**Task input**
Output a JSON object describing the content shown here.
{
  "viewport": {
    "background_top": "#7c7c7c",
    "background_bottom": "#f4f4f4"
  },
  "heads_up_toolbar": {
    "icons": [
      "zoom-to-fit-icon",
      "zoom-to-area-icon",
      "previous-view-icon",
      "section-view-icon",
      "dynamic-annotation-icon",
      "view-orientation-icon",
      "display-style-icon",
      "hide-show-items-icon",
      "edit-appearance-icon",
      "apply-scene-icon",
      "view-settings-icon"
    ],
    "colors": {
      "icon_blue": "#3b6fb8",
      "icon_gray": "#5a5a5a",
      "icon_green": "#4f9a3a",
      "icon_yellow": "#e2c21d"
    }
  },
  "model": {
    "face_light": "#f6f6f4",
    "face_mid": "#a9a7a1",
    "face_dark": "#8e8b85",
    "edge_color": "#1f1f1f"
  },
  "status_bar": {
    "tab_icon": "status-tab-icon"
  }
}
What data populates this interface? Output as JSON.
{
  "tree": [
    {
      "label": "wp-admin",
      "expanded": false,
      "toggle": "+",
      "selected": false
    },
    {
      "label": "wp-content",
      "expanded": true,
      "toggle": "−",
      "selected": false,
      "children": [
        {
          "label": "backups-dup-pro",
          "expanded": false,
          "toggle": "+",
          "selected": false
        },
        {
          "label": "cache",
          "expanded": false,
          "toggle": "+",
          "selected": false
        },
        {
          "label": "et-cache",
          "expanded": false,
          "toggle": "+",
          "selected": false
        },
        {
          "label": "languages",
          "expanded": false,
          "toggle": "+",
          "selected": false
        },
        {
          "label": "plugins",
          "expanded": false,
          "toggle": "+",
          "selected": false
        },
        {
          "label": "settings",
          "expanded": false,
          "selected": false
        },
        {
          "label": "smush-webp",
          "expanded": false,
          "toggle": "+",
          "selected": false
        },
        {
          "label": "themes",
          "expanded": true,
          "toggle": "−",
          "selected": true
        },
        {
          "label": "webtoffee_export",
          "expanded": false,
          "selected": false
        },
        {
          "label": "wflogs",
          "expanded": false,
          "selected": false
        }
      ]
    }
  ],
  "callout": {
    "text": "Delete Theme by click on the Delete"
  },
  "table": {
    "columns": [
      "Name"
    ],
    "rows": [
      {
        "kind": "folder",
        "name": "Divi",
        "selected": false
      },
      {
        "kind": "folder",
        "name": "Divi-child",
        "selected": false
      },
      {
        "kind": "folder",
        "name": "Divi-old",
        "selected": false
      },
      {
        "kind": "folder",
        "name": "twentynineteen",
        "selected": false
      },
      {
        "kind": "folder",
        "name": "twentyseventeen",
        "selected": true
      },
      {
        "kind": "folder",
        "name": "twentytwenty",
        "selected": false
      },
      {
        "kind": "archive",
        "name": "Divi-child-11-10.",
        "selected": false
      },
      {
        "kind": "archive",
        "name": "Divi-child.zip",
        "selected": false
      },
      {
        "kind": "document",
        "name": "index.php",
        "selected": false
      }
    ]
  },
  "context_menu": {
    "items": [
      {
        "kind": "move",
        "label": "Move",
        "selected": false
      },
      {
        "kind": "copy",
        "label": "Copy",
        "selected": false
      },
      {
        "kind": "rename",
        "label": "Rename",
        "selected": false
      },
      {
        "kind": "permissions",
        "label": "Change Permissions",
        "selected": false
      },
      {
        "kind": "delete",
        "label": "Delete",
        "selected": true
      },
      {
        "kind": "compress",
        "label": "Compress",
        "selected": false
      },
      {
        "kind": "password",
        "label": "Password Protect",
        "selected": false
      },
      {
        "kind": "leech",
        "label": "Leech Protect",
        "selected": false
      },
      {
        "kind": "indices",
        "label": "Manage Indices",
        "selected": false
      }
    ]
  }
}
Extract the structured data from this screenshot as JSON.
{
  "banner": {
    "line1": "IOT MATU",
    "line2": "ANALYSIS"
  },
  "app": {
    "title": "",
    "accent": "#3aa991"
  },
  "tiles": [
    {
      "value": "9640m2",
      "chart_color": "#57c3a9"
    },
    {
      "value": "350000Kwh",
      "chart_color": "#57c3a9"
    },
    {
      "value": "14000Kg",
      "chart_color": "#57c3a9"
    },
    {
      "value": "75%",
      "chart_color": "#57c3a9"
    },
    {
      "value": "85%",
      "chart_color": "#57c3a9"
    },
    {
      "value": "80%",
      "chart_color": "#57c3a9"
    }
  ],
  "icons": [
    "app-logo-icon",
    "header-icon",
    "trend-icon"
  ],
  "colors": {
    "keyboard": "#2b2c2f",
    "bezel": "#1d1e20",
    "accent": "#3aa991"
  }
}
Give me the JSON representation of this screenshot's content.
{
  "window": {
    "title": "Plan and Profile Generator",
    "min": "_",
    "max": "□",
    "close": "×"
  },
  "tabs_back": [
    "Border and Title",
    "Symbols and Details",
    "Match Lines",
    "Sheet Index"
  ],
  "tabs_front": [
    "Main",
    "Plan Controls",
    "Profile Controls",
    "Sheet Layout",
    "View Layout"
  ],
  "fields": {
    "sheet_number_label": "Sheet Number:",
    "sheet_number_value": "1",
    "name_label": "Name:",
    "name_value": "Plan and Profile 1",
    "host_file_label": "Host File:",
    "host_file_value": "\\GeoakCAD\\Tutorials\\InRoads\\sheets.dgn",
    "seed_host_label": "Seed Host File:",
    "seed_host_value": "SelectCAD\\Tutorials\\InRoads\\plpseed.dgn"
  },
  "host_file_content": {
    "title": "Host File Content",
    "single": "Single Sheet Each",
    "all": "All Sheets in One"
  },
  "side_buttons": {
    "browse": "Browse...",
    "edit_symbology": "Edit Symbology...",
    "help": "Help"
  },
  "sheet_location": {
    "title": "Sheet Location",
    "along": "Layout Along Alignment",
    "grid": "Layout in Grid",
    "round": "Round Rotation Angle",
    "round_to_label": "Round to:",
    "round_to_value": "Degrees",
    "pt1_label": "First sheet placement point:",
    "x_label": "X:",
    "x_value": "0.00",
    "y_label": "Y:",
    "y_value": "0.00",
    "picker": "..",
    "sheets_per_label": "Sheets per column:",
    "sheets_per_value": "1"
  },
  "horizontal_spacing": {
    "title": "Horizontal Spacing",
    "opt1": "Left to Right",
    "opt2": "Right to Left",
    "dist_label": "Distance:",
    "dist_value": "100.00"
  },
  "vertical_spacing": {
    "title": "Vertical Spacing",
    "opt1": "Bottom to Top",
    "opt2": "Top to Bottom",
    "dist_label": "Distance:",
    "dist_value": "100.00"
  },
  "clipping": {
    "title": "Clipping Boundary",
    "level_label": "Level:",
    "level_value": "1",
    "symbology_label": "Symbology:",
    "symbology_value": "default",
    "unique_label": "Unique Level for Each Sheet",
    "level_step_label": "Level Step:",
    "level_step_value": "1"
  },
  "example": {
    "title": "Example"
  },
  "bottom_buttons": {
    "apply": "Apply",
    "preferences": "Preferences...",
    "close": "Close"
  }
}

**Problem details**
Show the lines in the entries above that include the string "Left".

**Output below**
    "opt1": "Left to Right",
    "opt2": "Right to Left",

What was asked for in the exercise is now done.